- Colla, S.R. and S. Dumesh. 2010. The bumble bees of southern Ontario: notes on natural history and distribution. Journal of the Entomological Society of Ontario 141:39-68.
- Koch, J., J. Strange, and P. Williams. 2012. Bumble bees of the western United States. Washington, DC: USDA Forest Service, Pollinator Partnership. 143 p.
- Lesica, P., M.T. Lavin, and P.F. Stickney. 2012. Manual of Montana Vascular Plants. Fort Worth, TX: BRIT Press. viii + 771 p.
- Macior, L.M. 1968. Bombus (Hymenoptera, Apidae) queen foraging in relation to vernal pollination in Wisconsin. Ecology 49:20-25.
- Plath, O.E. 1934. Bumblebees and their ways. New York, NY: Macmillan Company. 201 p.
- Thorp, R.W., D.S. Horning, and L.L. Dunning. 1983. Bumble bees and cuckoo bumble bees of California (Hymenoptera: Apidae). Bulletin of the California Insect Survey 23:1-79.

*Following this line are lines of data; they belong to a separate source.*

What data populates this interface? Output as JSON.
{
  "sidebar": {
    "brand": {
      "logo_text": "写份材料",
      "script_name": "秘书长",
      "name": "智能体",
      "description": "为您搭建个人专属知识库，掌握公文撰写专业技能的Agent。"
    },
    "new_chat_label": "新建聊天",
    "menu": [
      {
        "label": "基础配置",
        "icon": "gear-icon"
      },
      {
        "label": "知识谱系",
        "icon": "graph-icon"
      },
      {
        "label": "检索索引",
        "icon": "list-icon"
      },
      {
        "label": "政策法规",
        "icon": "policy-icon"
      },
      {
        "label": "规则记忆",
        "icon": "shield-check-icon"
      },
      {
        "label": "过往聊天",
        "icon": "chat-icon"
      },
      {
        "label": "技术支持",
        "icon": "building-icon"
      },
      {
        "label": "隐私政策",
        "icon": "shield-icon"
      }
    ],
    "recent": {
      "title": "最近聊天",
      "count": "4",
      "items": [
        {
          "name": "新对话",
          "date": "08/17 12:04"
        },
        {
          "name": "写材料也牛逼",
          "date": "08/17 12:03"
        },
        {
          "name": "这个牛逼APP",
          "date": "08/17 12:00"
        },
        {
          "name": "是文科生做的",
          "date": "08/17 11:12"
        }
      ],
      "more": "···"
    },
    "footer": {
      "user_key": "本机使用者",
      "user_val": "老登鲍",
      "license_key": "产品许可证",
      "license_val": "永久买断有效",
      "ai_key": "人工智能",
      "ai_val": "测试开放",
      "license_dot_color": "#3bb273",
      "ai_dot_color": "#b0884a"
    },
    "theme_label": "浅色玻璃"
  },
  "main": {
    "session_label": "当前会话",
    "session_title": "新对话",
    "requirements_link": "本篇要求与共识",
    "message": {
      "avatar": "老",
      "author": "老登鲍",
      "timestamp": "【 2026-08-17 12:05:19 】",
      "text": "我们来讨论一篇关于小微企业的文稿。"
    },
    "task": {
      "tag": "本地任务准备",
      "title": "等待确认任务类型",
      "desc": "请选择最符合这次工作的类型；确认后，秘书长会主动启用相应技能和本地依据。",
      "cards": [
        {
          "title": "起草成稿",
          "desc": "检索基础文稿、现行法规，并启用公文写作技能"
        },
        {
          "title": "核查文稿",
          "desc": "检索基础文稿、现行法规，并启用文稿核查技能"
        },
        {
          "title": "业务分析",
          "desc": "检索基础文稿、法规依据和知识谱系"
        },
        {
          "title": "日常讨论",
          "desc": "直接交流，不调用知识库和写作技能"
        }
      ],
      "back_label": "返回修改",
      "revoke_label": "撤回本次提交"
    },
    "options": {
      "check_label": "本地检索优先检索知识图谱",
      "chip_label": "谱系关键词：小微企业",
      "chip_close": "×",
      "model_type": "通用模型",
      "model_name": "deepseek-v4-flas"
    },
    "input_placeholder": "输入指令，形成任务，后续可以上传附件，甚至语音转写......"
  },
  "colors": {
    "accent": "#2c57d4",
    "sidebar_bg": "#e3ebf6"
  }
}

- Williams, P., R. Thorp, L. Richardson, and S. Colla. 2014. Bumble Bees of North America. Princeton, NJ: Princeton University Press. 208 p.
- Additional ReferencesLegend: View Online Publication
Do you know of a citation we're missing?
- Argus, G. 2010. Salix. In: Flora of North America Editorial Committee, eds. 1993+. Flora of North America North of Mexico. 16+ vols. New York and Oxford. Vol. 7.
- Culver, D.R. 1994. Floristic analysis of the Centennial Region, Montana. M.Sc. Thesis. Montana State University, Bozeman. 199 pp.
- Dorn, R.D. 2010. The genus Salix in North America north of Mexico. 59 pp.
- Lesica, P., M.T. Lavin, and P.F. Stickney. 2022. Manual of Montana Vascular Plants, Second Edition. Fort Worth, TX: BRIT Press. viii + 779 p.
- Little, E.L., Jr. 1979. Checklist of United States trees (native and naturalized). Agriculture Handbook No. 541. U.S. Forest Service, Washington, D.C. 375 pp.